Everyone knows the basic rules of money management and investing – as you get older you take less and less risk. Whereas in your youth, you might have been willing to have a little flutter on the stock market, in your later years you tend to be ready to pop on your comfortable shoes and buy something nice and safe. Right?
Wrong. If a piece in the Times from 2016 is to be believed, nonagenarians are doing it for themselves. Mark Dampier of Hargreaves Lansdown wrote about how his 91-year old mother is handling the dilemma of generating an income to pay for care fees at a time when interest rates are at all time lows.
In April 2016, the FCA published data showing the lowest interest rates offered by 32 providers of easy access cash savings accounts and easy access cash ISAs. The idea is to shame providers into offering better rates, but with the UK rate at just 0.25%, it probably isn’t going to go a lot higher. Also, shamed or not, there’s a lot of providers out there offering rubbish rates.
Mark’s Mum has sold her house, giving her a pot of £400,000 with which to generate an income. In a normal world, she’d just stick this in a savings account, but this would get her a measly £4,000 at today’s interest rates. She could buy an annuity, but that would mean using up all the capital to buy an income that might only be needed for a few years.

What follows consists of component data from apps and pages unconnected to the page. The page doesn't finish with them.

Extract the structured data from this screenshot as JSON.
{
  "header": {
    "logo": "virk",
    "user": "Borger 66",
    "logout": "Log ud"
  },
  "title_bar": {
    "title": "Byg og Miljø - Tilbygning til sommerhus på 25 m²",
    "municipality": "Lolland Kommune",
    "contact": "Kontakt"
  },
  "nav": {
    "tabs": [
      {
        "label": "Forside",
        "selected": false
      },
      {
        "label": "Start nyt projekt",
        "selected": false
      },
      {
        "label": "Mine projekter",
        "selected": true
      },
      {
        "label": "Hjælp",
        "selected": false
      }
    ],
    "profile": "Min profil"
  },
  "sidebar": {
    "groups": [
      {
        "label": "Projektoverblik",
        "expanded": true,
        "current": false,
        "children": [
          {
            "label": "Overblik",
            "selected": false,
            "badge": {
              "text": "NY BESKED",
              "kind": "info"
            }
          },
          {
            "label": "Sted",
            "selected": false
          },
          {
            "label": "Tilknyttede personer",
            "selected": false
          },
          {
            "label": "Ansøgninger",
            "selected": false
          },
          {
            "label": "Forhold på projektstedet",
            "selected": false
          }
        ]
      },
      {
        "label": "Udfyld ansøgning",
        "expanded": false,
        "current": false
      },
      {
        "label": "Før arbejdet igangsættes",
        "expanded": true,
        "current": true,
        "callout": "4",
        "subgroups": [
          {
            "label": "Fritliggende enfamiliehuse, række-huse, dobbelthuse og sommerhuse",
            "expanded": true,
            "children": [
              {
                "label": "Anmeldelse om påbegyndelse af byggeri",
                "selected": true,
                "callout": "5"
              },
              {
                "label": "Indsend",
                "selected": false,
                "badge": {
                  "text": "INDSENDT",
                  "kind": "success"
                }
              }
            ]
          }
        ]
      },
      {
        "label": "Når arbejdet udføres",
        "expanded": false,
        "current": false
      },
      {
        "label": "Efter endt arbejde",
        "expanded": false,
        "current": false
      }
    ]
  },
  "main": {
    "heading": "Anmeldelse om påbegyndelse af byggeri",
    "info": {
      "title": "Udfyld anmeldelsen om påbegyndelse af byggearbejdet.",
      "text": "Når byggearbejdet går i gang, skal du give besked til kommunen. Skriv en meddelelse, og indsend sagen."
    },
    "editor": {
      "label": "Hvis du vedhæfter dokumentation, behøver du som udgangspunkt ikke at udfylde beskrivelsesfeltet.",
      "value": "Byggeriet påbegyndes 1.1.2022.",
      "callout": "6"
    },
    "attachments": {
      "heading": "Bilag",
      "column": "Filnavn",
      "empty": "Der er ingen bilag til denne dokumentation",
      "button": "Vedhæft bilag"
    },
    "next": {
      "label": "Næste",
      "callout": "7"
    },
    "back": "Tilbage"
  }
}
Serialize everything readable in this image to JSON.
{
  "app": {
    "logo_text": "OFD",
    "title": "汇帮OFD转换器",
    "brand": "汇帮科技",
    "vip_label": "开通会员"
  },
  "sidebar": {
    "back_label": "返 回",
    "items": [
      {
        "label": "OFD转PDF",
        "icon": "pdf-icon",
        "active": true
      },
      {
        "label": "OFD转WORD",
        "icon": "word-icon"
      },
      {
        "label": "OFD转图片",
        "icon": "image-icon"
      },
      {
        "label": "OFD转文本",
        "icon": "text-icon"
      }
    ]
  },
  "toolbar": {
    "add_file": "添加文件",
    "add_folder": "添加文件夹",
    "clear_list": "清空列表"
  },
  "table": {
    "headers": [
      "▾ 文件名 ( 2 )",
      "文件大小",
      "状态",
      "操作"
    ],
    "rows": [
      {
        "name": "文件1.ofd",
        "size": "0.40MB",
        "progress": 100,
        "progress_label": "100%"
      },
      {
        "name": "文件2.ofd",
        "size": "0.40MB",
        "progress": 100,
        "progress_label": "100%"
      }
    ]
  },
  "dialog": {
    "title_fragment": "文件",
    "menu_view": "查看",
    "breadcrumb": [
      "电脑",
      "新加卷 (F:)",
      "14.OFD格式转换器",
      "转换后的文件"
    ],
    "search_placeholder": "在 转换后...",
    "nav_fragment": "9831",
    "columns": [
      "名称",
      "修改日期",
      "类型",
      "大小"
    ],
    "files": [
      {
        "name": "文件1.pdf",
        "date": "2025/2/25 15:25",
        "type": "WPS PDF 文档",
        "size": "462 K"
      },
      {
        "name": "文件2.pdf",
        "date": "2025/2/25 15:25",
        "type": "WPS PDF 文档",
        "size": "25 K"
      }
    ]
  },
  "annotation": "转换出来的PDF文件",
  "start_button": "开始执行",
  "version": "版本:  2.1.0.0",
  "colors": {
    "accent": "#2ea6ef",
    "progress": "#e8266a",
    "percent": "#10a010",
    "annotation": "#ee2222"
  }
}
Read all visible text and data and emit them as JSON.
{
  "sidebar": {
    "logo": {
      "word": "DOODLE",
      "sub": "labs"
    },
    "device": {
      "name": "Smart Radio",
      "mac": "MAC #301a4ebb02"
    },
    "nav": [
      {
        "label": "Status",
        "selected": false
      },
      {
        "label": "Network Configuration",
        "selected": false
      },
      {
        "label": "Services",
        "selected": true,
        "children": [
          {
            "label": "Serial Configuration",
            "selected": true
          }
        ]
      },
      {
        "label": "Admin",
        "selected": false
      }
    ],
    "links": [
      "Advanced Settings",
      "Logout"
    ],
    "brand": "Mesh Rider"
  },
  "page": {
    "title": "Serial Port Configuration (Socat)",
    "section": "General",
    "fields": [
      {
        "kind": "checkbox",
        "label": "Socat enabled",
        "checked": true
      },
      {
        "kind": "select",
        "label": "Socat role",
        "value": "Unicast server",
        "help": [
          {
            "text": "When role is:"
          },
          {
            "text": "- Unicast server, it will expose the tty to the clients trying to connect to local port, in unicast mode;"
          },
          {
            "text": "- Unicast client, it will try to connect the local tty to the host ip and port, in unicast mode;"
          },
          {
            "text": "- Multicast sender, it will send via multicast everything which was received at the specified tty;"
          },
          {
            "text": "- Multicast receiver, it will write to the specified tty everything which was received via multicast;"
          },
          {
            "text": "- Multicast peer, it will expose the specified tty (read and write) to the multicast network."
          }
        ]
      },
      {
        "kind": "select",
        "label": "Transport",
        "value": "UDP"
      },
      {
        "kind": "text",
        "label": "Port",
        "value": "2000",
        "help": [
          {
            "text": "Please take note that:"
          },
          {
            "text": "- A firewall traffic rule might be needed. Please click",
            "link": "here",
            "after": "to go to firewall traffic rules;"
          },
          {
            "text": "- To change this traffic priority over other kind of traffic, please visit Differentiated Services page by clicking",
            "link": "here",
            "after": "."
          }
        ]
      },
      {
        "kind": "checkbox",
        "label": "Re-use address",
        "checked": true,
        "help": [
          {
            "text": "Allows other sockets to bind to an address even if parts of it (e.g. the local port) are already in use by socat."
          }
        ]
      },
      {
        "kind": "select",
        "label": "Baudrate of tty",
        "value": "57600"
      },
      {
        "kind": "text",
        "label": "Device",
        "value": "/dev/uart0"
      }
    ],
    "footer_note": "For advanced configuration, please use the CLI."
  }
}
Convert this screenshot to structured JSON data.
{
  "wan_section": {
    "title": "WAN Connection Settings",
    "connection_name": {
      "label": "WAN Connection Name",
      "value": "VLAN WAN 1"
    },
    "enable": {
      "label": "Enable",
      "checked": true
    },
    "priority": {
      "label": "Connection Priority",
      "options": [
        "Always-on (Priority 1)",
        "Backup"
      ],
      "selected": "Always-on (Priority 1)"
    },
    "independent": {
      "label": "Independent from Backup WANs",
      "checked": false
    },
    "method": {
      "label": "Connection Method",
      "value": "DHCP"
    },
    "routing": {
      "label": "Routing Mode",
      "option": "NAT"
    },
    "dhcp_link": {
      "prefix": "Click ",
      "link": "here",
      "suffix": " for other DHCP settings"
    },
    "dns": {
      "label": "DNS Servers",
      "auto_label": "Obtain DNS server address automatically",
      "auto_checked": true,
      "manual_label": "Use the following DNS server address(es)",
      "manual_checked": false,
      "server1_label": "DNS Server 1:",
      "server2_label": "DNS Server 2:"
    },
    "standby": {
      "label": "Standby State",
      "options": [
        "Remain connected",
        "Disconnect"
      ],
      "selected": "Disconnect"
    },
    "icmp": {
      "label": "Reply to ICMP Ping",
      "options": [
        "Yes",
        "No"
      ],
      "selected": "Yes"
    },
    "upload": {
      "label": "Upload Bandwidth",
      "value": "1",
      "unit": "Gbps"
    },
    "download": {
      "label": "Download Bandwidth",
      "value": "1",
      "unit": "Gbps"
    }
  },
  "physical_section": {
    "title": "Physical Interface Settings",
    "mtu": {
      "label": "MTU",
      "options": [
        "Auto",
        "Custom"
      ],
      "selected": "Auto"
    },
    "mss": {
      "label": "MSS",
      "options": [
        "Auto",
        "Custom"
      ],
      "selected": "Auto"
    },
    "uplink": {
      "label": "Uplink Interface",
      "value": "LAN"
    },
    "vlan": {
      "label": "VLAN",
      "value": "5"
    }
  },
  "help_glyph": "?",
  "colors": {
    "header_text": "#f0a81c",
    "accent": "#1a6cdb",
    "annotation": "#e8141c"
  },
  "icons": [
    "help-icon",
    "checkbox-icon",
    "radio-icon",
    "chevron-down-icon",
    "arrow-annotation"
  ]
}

Equally, it would mean she couldn’t leave anything to her family.
Mark, who knows a thing or two about stock markets, pointed out that his mother can get somewhere between 3-5% in an equity income fund – or an income of £12,000 to £20,000. For the record, he recommended a blend of Marlborough Multi-Cap Income, JO Hambro UK Equity Income, Woodford Equity Income, Jupiter Asian Income and the Edinburgh Investment Trust.
Presumably Mark likes his Mum, so he’s got her best interests at heart. For all those who would wave their hands about and say ‘but the stock market is so risky, what if this poor lady is left destitute’, Mark points out that the income on equity income funds doesn’t vary very much, and given that his Mum is unlikely to need the capital, she can – for the most part – afford to ignore it.
Research by Hargreaves shows that while income from a £10,000 cash deposit has fallen by 86% since 1996, dividend income from a popular equity income fund has remained steady. When an investor factors in the growth in the capital value (which in turn grows the dividends) the income has increased by 268% (and the capital increased to £39,930).
The potential to generate a higher income remains one of the strongest arguments for investing in the stock market. It is much more important than trying to get-rich-quick with some punchy oil stock. It remains one of the very few ways to generate an income from your savings.